That flies in the face of figures by Dave Baker, dial up ISP EarthLink, Inc., director of law and policy issues, who said at the convention that dial up access has flatlined, with future ISP growth dependent on broadband access.

Ardai said high-speed venues like DSL and cable Internet access have yet to get past the "my dad" threshold. "My dad" users are reluctant, inexperienced computer users who aren't willing to get broadband Internet because of the difficulties both sides of high-speed Internet are experiencing as far as service, and paying double or triple the cost of dial up access.

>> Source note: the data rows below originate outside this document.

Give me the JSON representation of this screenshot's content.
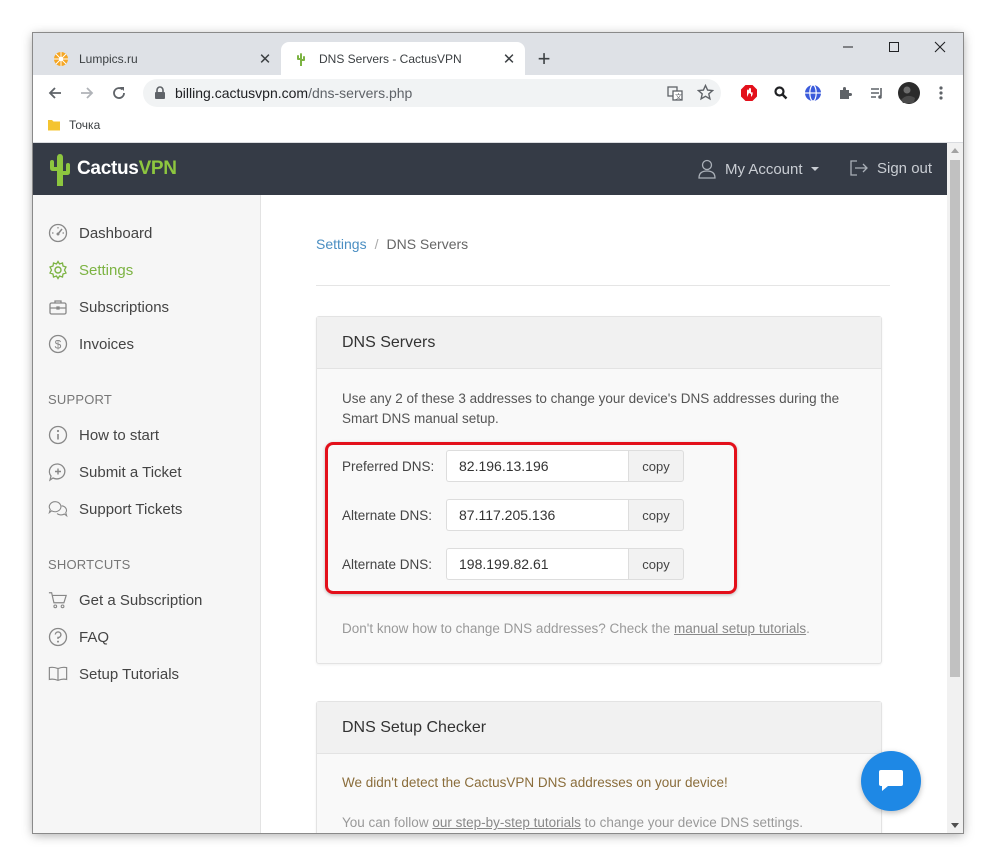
{
  "browser": {
    "tabs": [
      {
        "title": "Lumpics.ru",
        "active": false,
        "close": "✕"
      },
      {
        "title": "DNS Servers - CactusVPN",
        "active": true,
        "close": "✕"
      }
    ],
    "new_tab": "+",
    "url_host": "billing.cactusvpn.com",
    "url_path": "/dns-servers.php",
    "bookmark": "Точка",
    "icons": [
      "back-icon",
      "forward-icon",
      "reload-icon",
      "lock-icon",
      "translate-icon",
      "star-icon",
      "adblock-icon",
      "search-ext-icon",
      "vpn-ext-icon",
      "extensions-icon",
      "reading-list-icon",
      "profile-avatar",
      "menu-icon"
    ]
  },
  "site": {
    "logo_main": "Cactus",
    "logo_accent": "VPN",
    "my_account": "My Account",
    "sign_out": "Sign out",
    "brand_color": "#8dc63f",
    "header_bg": "#353b46"
  },
  "sidebar": {
    "items": [
      {
        "label": "Dashboard",
        "icon": "gauge-icon"
      },
      {
        "label": "Settings",
        "icon": "gear-icon",
        "active": true
      },
      {
        "label": "Subscriptions",
        "icon": "briefcase-icon"
      },
      {
        "label": "Invoices",
        "icon": "dollar-circle-icon"
      }
    ],
    "support_heading": "SUPPORT",
    "support": [
      {
        "label": "How to start",
        "icon": "info-icon"
      },
      {
        "label": "Submit a Ticket",
        "icon": "chat-plus-icon"
      },
      {
        "label": "Support Tickets",
        "icon": "chats-icon"
      }
    ],
    "shortcuts_heading": "SHORTCUTS",
    "shortcuts": [
      {
        "label": "Get a Subscription",
        "icon": "cart-icon"
      },
      {
        "label": "FAQ",
        "icon": "question-icon"
      },
      {
        "label": "Setup Tutorials",
        "icon": "book-icon"
      }
    ]
  },
  "breadcrumb": {
    "parent": "Settings",
    "separator": "/",
    "current": "DNS Servers"
  },
  "dns_card": {
    "title": "DNS Servers",
    "description": "Use any 2 of these 3 addresses to change your device's DNS addresses during the Smart DNS manual setup.",
    "rows": [
      {
        "label": "Preferred DNS:",
        "ip": "82.196.13.196",
        "copy": "copy"
      },
      {
        "label": "Alternate DNS:",
        "ip": "87.117.205.136",
        "copy": "copy"
      },
      {
        "label": "Alternate DNS:",
        "ip": "198.199.82.61",
        "copy": "copy"
      }
    ],
    "help_prefix": "Don't know how to change DNS addresses? Check the ",
    "help_link": "manual setup tutorials",
    "help_suffix": "."
  },
  "checker_card": {
    "title": "DNS Setup Checker",
    "warning": "We didn't detect the CactusVPN DNS addresses on your device!",
    "follow_prefix": "You can follow ",
    "follow_link": "our step-by-step tutorials",
    "follow_suffix": " to change your device DNS settings."
  },
  "highlight_color": "#e3101b"
}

Juno, an ISP with a mixture of free and premium paying dial up users, has been lumped in with other free ISPs, who have completely different business model. The financial failure of these free ISPs led many to think that Juno will fail also.

An anonymous post at f**kedcompany.com earlier this week reported that Juno was about to go under.

Ardai had a chance to defend erroneous rumors of his company's imminent financial demise, saying it's the price of doing business in today's world.

"There have been rumors about Juno's demise for about five years now," Ardai said. "If we replied to every rumor that came out, we wouldn't have time to do any business. We just have a policy of not answering any rumors and let them fall where they may."

"I will say this, however," Ardai continued. "The core of the reports seemed to suggest that we were about to go bankrupt, which is ridiculous. We ended (2001) with $56 million in the bank, with an expected net loss of about $25 million. Rumors are just something you have to expect when you're in this business."

Wireless Internet, the third leg in the broadband access triumvirate, got short billing by all panelists in the debate, relegating it to niche market status.

That's not to say that ISPs who have a viable business model to capture those customers shouldn't go for it, said Mael, in the case of a wireless phone that plays games on its miniscule screen attracting only 10,000 customers in the U.S.

"The interesting question is, if it's the right 10,000 people and if they're willing to pay the right amount of price for it, why not go for those consumers," Mael said.

The debate over broadband is all predicated on the belief that ISPs will be able to offer broadband connectivity in the form of DSL.

Broadband ISPs have been falling by the wayside the past year, as the price to do business and the difficulties provisioning the service from the incumbent local exchange carriers (ILECs) has driven them into bankruptcy courts.

Ardai and Mael remained optimistic about the future of ISPs and DSL service.

"There's always going to be competition," Mael said, "because consumers and businesses want choice. They aren't going to stand for just one company, the telephone companies, providing the only DSL service."

Kane, on the other hand, is not as confident. Many analysts have been predicting that ILECs, who own the lines ISPs sell the DSL service over, have the last word.

"In the end, the ILECs are going to win," Kane said. "They're going to be the ones to compete with cable and fixed wireless in the fight for broadband acceptance."